as a supply point for the mines in the canyons of the Panamint Mountain
Range. The main
mine supporting the town was the Radcliffe in Pleasant Canyon just east of
town. Between the years of 1898 and 1903, the Radcliff would produce
15,000 tons of gold ore.
Ballarat was named after an Australian gold camp by one of its first
residents, an Australian immigrant named George Riggins. It was in
the original Australian town of Ballarat that the first gold was
discovered in that country in 1851.
It was also there
that the largest gold nugget in the world was found, weighing in at
almost 143 pounds. Perhaps the first settlers of the "new” Ballarat
thought the name would bring them luck.
National Park, from Panamint Valley.
Photo by Robert Webb, courtesy
United States Geological Survey
Just a year after the
town was established, it boasted some 500 residents, even though they
were forced to face extreme weather and the barren land offered little
more than sage brush. Summer highs often reached 120 degrees and
during the winter, it was bitter cold. Though virtually everything
needed for survival, including water, timber and food, had to be
brought in, sometimes from great distances, these hardy pioneers
The settlement, built
of adobe bricks, soon sported seven saloons, three hotels, a
Wells Fargo Station, post office, school, a jail and a morgue, but not a
single church. This wasn’t that kind of town. Wild and
wooly, the settlement was where the miners went to blow off some steam
and relax after a hard day in the mines. With a large population of
men, the settlement catered to them, providing a number of "painted
ladies” for their enjoyment.
The town was also
home to several legendary desert figures including Frank ”Shorty”
Harris, "Seldom Seen Slim,” and Wyoming gambler and gunman Michael J.
The town began its
demise when the Radcliff Mine suspended operations in 1903. Soon
afterwards, other mines began to fold as the gold played out. In

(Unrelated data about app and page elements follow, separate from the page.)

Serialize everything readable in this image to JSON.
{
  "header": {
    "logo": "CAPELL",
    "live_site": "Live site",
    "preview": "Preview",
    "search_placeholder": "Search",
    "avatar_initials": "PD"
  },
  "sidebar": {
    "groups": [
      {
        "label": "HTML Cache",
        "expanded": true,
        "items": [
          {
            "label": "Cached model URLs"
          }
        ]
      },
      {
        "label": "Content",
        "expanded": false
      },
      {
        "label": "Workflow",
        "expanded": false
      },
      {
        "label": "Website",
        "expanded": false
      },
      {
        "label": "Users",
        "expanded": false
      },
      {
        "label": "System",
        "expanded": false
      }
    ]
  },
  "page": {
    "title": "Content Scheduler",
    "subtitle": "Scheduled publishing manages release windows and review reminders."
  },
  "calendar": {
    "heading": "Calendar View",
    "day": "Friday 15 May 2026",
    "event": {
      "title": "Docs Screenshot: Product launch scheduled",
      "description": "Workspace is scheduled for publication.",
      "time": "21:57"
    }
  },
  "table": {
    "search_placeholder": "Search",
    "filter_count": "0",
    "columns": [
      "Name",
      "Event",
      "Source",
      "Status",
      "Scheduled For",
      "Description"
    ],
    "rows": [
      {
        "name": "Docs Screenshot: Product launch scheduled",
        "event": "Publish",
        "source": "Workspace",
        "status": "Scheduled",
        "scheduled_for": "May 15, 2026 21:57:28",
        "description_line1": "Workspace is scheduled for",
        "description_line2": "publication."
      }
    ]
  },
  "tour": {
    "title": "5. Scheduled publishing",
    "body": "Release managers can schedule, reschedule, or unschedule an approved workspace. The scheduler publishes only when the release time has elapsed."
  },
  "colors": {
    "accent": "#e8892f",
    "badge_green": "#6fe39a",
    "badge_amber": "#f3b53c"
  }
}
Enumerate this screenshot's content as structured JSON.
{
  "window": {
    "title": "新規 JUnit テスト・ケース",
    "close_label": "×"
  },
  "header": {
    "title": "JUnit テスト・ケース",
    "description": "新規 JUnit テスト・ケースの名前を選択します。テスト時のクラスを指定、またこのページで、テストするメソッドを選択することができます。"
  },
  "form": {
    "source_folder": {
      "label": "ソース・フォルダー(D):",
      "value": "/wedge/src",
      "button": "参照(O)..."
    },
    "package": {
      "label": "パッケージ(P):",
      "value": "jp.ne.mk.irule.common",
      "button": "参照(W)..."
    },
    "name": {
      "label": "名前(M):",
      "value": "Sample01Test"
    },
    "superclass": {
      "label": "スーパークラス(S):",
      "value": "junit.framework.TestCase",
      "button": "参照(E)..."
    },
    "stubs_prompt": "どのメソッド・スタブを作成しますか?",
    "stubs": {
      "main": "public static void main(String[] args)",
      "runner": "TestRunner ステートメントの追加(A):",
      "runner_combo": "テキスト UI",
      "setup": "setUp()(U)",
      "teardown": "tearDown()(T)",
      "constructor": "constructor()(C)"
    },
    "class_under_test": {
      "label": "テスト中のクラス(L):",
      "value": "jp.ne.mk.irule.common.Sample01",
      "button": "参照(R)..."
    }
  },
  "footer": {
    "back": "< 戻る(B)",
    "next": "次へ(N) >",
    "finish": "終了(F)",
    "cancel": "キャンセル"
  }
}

1917, the post office closed and the only remaining residents were a
few die hard prospectors, including
Shorty Harris, who lived there off
and on, until his death in 1934.
In the 1960’s, a man
named Neil Cummins bought the private land east of Ballarat, hoping to
create another Palm Springs. He built a cinder-block store and
set up a trailer park with electrical hookups. However; his
attempt to turn Ballarat into a tourist spot failed and he finally
gave up in 1988.
"Seldom Seen Slim" was the last old time
prospector to live in Ballarat. Seldom called by his real name
of Charles Ferge, he was often asked if the was lonely in the remote
ghost town, to which he would reply: "Me lonely? Hell no! I'm half
coyote and half wild burro." Slim died in 1968, and those words
he spoke so often were inscribed on his tombstone, which stands in Ballarat’s cemetery.
Today, this lonely ghost town still sports a couple of full-time residents
and the little store is open most afternoons and weekends. Though the land
is privately owned, visitors are welcome. Four-wheeling is the most
popular activity, but for those who like to sightsee, the scenery is
stunning and virtually unmarred by human signs.